Borrowers who are current students are eligible for debt forgiveness. If the student is a dependent, they will be eligible based on parental income rather than their own. The loan must have originated before July 1 for a current student to qualify.
About 43 million federal student loan borrowers will be eligible for some level of forgiveness, including 20 million who could have their debt completely canceled.
People with direct federal loans, FFELP loans, Perkins loans, Parents PLUS loans and Grad Plus loans will be eligible for the forgiveness. Private loans will not be forgiven, according to Forbes.
Seven out of 10 college graduates with federal loans also receive a Pell Grant, a federal subsidy used to help pay for college. Pell recipients typically have an additional $4,500 more in debt compared to other college graduates, according to the Institute for College Access & Success.
Biden also extended the student loan repayment pause for the final time through Dec. 31. About 40 million borrowers have not been required to make student loan payments since March 2020 due to the pandemic. The pause has saved borrowers a collective $5 billion dollars each month.
Biden made student loan cancellation a cornerstone of his 2020 presidential campaign. He consistently supported canceling $10,000 of student debt.

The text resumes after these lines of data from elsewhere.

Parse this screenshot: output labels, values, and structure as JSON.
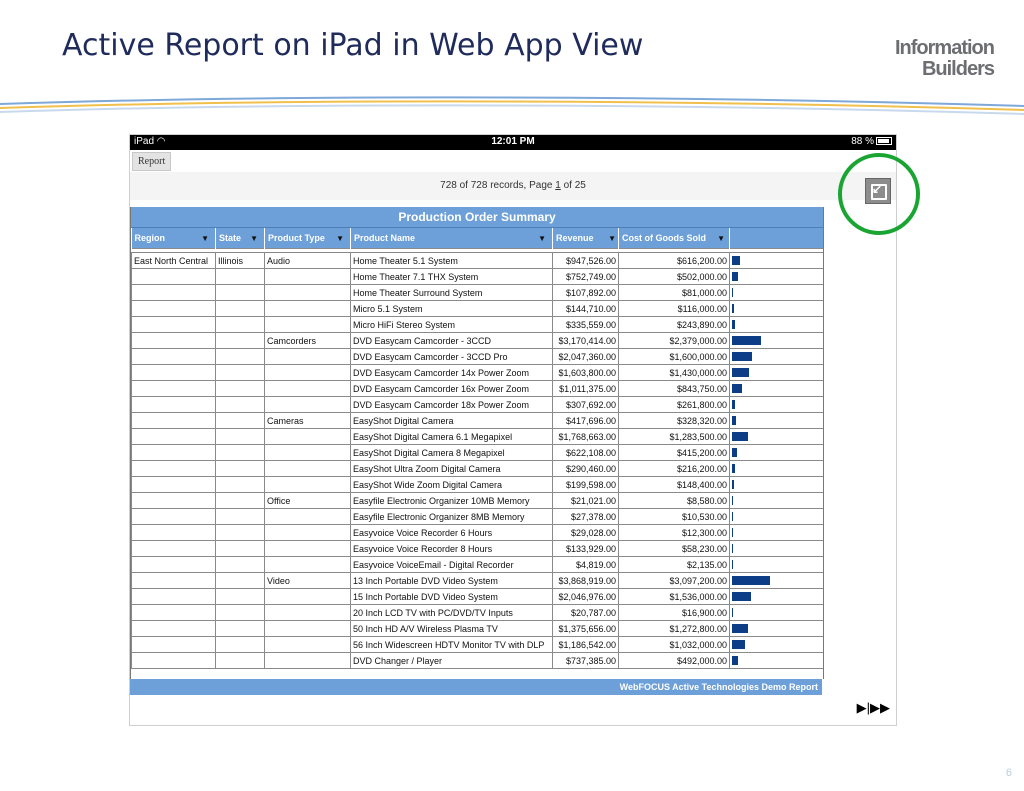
{
  "slide": {
    "title": "Active Report on iPad in Web App View",
    "logo_line1": "Information",
    "logo_line2": "Builders",
    "number": "6"
  },
  "statusbar": {
    "device": "iPad",
    "time": "12:01 PM",
    "battery": "88 %"
  },
  "tab": {
    "label": "Report"
  },
  "nav": {
    "prefix": "728 of 728 records, Page",
    "page": "1",
    "suffix": "of 25"
  },
  "table": {
    "caption": "Production Order Summary",
    "columns": [
      "Region",
      "State",
      "Product Type",
      "Product Name",
      "Revenue",
      "Cost of Goods Sold"
    ],
    "footer": "WebFOCUS Active Technologies Demo Report",
    "rows": [
      {
        "region": "East North Central",
        "state": "Illinois",
        "type": "Audio",
        "name": "Home Theater 5.1 System",
        "revenue": "$947,526.00",
        "cost": "$616,200.00",
        "bar": 0.2
      },
      {
        "region": "",
        "state": "",
        "type": "",
        "name": "Home Theater 7.1 THX System",
        "revenue": "$752,749.00",
        "cost": "$502,000.00",
        "bar": 0.16
      },
      {
        "region": "",
        "state": "",
        "type": "",
        "name": "Home Theater Surround System",
        "revenue": "$107,892.00",
        "cost": "$81,000.00",
        "bar": 0.03
      },
      {
        "region": "",
        "state": "",
        "type": "",
        "name": "Micro 5.1 System",
        "revenue": "$144,710.00",
        "cost": "$116,000.00",
        "bar": 0.04
      },
      {
        "region": "",
        "state": "",
        "type": "",
        "name": "Micro HiFi Stereo System",
        "revenue": "$335,559.00",
        "cost": "$243,890.00",
        "bar": 0.08
      },
      {
        "region": "",
        "state": "",
        "type": "Camcorders",
        "name": "DVD Easycam Camcorder - 3CCD",
        "revenue": "$3,170,414.00",
        "cost": "$2,379,000.00",
        "bar": 0.77
      },
      {
        "region": "",
        "state": "",
        "type": "",
        "name": "DVD Easycam Camcorder - 3CCD Pro",
        "revenue": "$2,047,360.00",
        "cost": "$1,600,000.00",
        "bar": 0.52
      },
      {
        "region": "",
        "state": "",
        "type": "",
        "name": "DVD Easycam Camcorder 14x Power Zoom",
        "revenue": "$1,603,800.00",
        "cost": "$1,430,000.00",
        "bar": 0.46
      },
      {
        "region": "",
        "state": "",
        "type": "",
        "name": "DVD Easycam Camcorder 16x Power Zoom",
        "revenue": "$1,011,375.00",
        "cost": "$843,750.00",
        "bar": 0.27
      },
      {
        "region": "",
        "state": "",
        "type": "",
        "name": "DVD Easycam Camcorder 18x Power Zoom",
        "revenue": "$307,692.00",
        "cost": "$261,800.00",
        "bar": 0.08
      },
      {
        "region": "",
        "state": "",
        "type": "Cameras",
        "name": "EasyShot Digital Camera",
        "revenue": "$417,696.00",
        "cost": "$328,320.00",
        "bar": 0.11
      },
      {
        "region": "",
        "state": "",
        "type": "",
        "name": "EasyShot Digital Camera 6.1 Megapixel",
        "revenue": "$1,768,663.00",
        "cost": "$1,283,500.00",
        "bar": 0.41
      },
      {
        "region": "",
        "state": "",
        "type": "",
        "name": "EasyShot Digital Camera 8 Megapixel",
        "revenue": "$622,108.00",
        "cost": "$415,200.00",
        "bar": 0.13
      },
      {
        "region": "",
        "state": "",
        "type": "",
        "name": "EasyShot Ultra Zoom Digital Camera",
        "revenue": "$290,460.00",
        "cost": "$216,200.00",
        "bar": 0.07
      },
      {
        "region": "",
        "state": "",
        "type": "",
        "name": "EasyShot Wide Zoom Digital Camera",
        "revenue": "$199,598.00",
        "cost": "$148,400.00",
        "bar": 0.05
      },
      {
        "region": "",
        "state": "",
        "type": "Office",
        "name": "Easyfile Electronic Organizer 10MB Memory",
        "revenue": "$21,021.00",
        "cost": "$8,580.00",
        "bar": 0.003
      },
      {
        "region": "",
        "state": "",
        "type": "",
        "name": "Easyfile Electronic Organizer 8MB Memory",
        "revenue": "$27,378.00",
        "cost": "$10,530.00",
        "bar": 0.004
      },
      {
        "region": "",
        "state": "",
        "type": "",
        "name": "Easyvoice Voice Recorder 6 Hours",
        "revenue": "$29,028.00",
        "cost": "$12,300.00",
        "bar": 0.004
      },
      {
        "region": "",
        "state": "",
        "type": "",
        "name": "Easyvoice Voice Recorder 8 Hours",
        "revenue": "$133,929.00",
        "cost": "$58,230.00",
        "bar": 0.02
      },
      {
        "region": "",
        "state": "",
        "type": "",
        "name": "Easyvoice VoiceEmail - Digital Recorder",
        "revenue": "$4,819.00",
        "cost": "$2,135.00",
        "bar": 0.001
      },
      {
        "region": "",
        "state": "",
        "type": "Video",
        "name": "13 Inch Portable DVD Video System",
        "revenue": "$3,868,919.00",
        "cost": "$3,097,200.00",
        "bar": 1.0
      },
      {
        "region": "",
        "state": "",
        "type": "",
        "name": "15 Inch Portable DVD Video System",
        "revenue": "$2,046,976.00",
        "cost": "$1,536,000.00",
        "bar": 0.5
      },
      {
        "region": "",
        "state": "",
        "type": "",
        "name": "20 Inch LCD TV with PC/DVD/TV Inputs",
        "revenue": "$20,787.00",
        "cost": "$16,900.00",
        "bar": 0.005
      },
      {
        "region": "",
        "state": "",
        "type": "",
        "name": "50 Inch HD A/V Wireless Plasma TV",
        "revenue": "$1,375,656.00",
        "cost": "$1,272,800.00",
        "bar": 0.41
      },
      {
        "region": "",
        "state": "",
        "type": "",
        "name": "56 Inch Widescreen HDTV Monitor TV with DLP",
        "revenue": "$1,186,542.00",
        "cost": "$1,032,000.00",
        "bar": 0.33
      },
      {
        "region": "",
        "state": "",
        "type": "",
        "name": "DVD Changer / Player",
        "revenue": "$737,385.00",
        "cost": "$492,000.00",
        "bar": 0.16
      }
    ]
  },
  "colors": {
    "header_blue": "#6d9fd8",
    "bar_blue": "#0d3d87",
    "highlight_green": "#1aa533",
    "title_navy": "#1f2b5b"
  },
  "icons": {
    "restore": "restore-view-icon",
    "sort": "sort-down-icon",
    "pager": "next-last-page-icon"
  }
}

He received pressure from other senators, including Sen. Elizabeth Warren (D-Mass.) and Senate Majority leader Chuck Schumer (D-N.Y.), continue to support $50,000 of student loan forgiveness.
In his announcement, Biden touted the loan forgiveness plan as a way to “give working and middle-class families breathing room as they prepare to resume federal student loan payments in January 2023.”
This story has been updated.